> _TASK TO CARRY OUT_: The full listing, written out exactly and without images, is the expected result.

> _RECORDS SUPPLIED_:
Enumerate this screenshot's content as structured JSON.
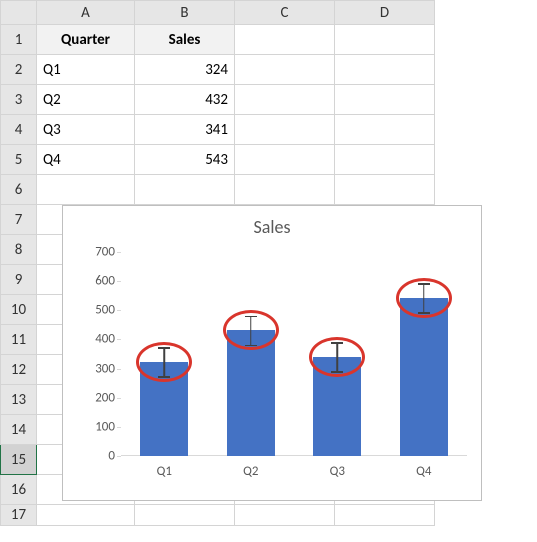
{
  "columns": [
    "A",
    "B",
    "C",
    "D"
  ],
  "rows": [
    "1",
    "2",
    "3",
    "4",
    "5",
    "6",
    "7",
    "8",
    "9",
    "10",
    "11",
    "12",
    "13",
    "14",
    "15",
    "16",
    "17"
  ],
  "selected_row": "15",
  "table": {
    "headers": {
      "quarter": "Quarter",
      "sales": "Sales"
    },
    "data": [
      {
        "quarter": "Q1",
        "sales": "324"
      },
      {
        "quarter": "Q2",
        "sales": "432"
      },
      {
        "quarter": "Q3",
        "sales": "341"
      },
      {
        "quarter": "Q4",
        "sales": "543"
      }
    ]
  },
  "chart_data": {
    "type": "bar",
    "title": "Sales",
    "categories": [
      "Q1",
      "Q2",
      "Q3",
      "Q4"
    ],
    "values": [
      324,
      432,
      341,
      543
    ],
    "error_bars": {
      "type": "standard",
      "amount": 50
    },
    "ylim": [
      0,
      700
    ],
    "ystep": 100,
    "yticks": [
      "0",
      "100",
      "200",
      "300",
      "400",
      "500",
      "600",
      "700"
    ],
    "xlabel": "",
    "ylabel": "",
    "annotations": "red ellipses around each error-bar cap"
  }
}
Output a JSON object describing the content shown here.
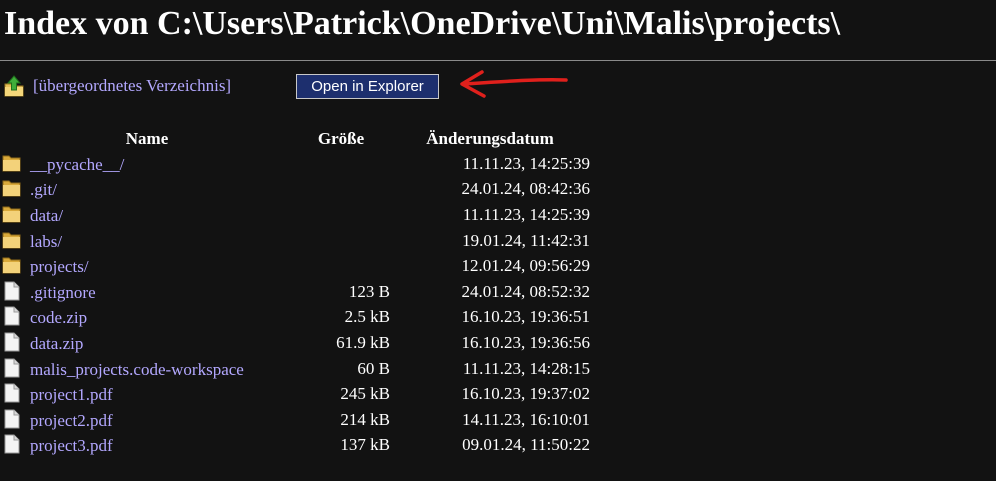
{
  "page": {
    "title": "Index von C:\\Users\\Patrick\\OneDrive\\Uni\\Malis\\projects\\",
    "parent_link": "[übergeordnetes Verzeichnis]",
    "explorer_button": "Open in Explorer",
    "annotation_color": "#e0201c",
    "link_color": "#b3a8ff",
    "background_color": "#121212"
  },
  "table": {
    "headers": {
      "name": "Name",
      "size": "Größe",
      "modified": "Änderungsdatum"
    },
    "rows": [
      {
        "type": "folder",
        "name": "__pycache__/",
        "size": "",
        "modified": "11.11.23, 14:25:39"
      },
      {
        "type": "folder",
        "name": ".git/",
        "size": "",
        "modified": "24.01.24, 08:42:36"
      },
      {
        "type": "folder",
        "name": "data/",
        "size": "",
        "modified": "11.11.23, 14:25:39"
      },
      {
        "type": "folder",
        "name": "labs/",
        "size": "",
        "modified": "19.01.24, 11:42:31"
      },
      {
        "type": "folder",
        "name": "projects/",
        "size": "",
        "modified": "12.01.24, 09:56:29"
      },
      {
        "type": "file",
        "name": ".gitignore",
        "size": "123 B",
        "modified": "24.01.24, 08:52:32"
      },
      {
        "type": "file",
        "name": "code.zip",
        "size": "2.5 kB",
        "modified": "16.10.23, 19:36:51"
      },
      {
        "type": "file",
        "name": "data.zip",
        "size": "61.9 kB",
        "modified": "16.10.23, 19:36:56"
      },
      {
        "type": "file",
        "name": "malis_projects.code-workspace",
        "size": "60 B",
        "modified": "11.11.23, 14:28:15"
      },
      {
        "type": "file",
        "name": "project1.pdf",
        "size": "245 kB",
        "modified": "16.10.23, 19:37:02"
      },
      {
        "type": "file",
        "name": "project2.pdf",
        "size": "214 kB",
        "modified": "14.11.23, 16:10:01"
      },
      {
        "type": "file",
        "name": "project3.pdf",
        "size": "137 kB",
        "modified": "09.01.24, 11:50:22"
      }
    ]
  }
}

> _EXERCISE RESPONSE_:
Enumerate this screenshot's content as structured JSON.
{
  "columns": [
    "A",
    "B",
    "C",
    "D"
  ],
  "rows": [
    "1",
    "2",
    "3",
    "4",
    "5",
    "6",
    "7",
    "8",
    "9",
    "10",
    "11",
    "12",
    "13",
    "14",
    "15",
    "16",
    "17"
  ],
  "selected_row": "15",
  "table": {
    "headers": {
      "quarter": "Quarter",
      "sales": "Sales"
    },
    "data": [
      {
        "quarter": "Q1",
        "sales": "324"
      },
      {
        "quarter": "Q2",
        "sales": "432"
      },
      {
        "quarter": "Q3",
        "sales": "341"
      },
      {
        "quarter": "Q4",
        "sales": "543"
      }
    ]
  },
  "chart_data": {
    "type": "bar",
    "title": "Sales",
    "categories": [
      "Q1",
      "Q2",
      "Q3",
      "Q4"
    ],
    "values": [
      324,
      432,
      341,
      543
    ],
    "error_bars": {
      "type": "standard",
      "amount": 50
    },
    "ylim": [
      0,
      700
    ],
    "ystep": 100,
    "yticks": [
      "0",
      "100",
      "200",
      "300",
      "400",
      "500",
      "600",
      "700"
    ],
    "xlabel": "",
    "ylabel": "",
    "annotations": "red ellipses around each error-bar cap"
  }
}
Output a JSON object describing the content shown here.
{
  "page": {
    "title": "Index von C:\\Users\\Patrick\\OneDrive\\Uni\\Malis\\projects\\",
    "parent_link": "[übergeordnetes Verzeichnis]",
    "explorer_button": "Open in Explorer",
    "annotation_color": "#e0201c",
    "link_color": "#b3a8ff",
    "background_color": "#121212"
  },
  "table": {
    "headers": {
      "name": "Name",
      "size": "Größe",
      "modified": "Änderungsdatum"
    },
    "rows": [
      {
        "type": "folder",
        "name": "__pycache__/",
        "size": "",
        "modified": "11.11.23, 14:25:39"
      },
      {
        "type": "folder",
        "name": ".git/",
        "size": "",
        "modified": "24.01.24, 08:42:36"
      },
      {
        "type": "folder",
        "name": "data/",
        "size": "",
        "modified": "11.11.23, 14:25:39"
      },
      {
        "type": "folder",
        "name": "labs/",
        "size": "",
        "modified": "19.01.24, 11:42:31"
      },
      {
        "type": "folder",
        "name": "projects/",
        "size": "",
        "modified": "12.01.24, 09:56:29"
      },
      {
        "type": "file",
        "name": ".gitignore",
        "size": "123 B",
        "modified": "24.01.24, 08:52:32"
      },
      {
        "type": "file",
        "name": "code.zip",
        "size": "2.5 kB",
        "modified": "16.10.23, 19:36:51"
      },
      {
        "type": "file",
        "name": "data.zip",
        "size": "61.9 kB",
        "modified": "16.10.23, 19:36:56"
      },
      {
        "type": "file",
        "name": "malis_projects.code-workspace",
        "size": "60 B",
        "modified": "11.11.23, 14:28:15"
      },
      {
        "type": "file",
        "name": "project1.pdf",
        "size": "245 kB",
        "modified": "16.10.23, 19:37:02"
      },
      {
        "type": "file",
        "name": "project2.pdf",
        "size": "214 kB",
        "modified": "14.11.23, 16:10:01"
      },
      {
        "type": "file",
        "name": "project3.pdf",
        "size": "137 kB",
        "modified": "09.01.24, 11:50:22"
      }
    ]
  }
}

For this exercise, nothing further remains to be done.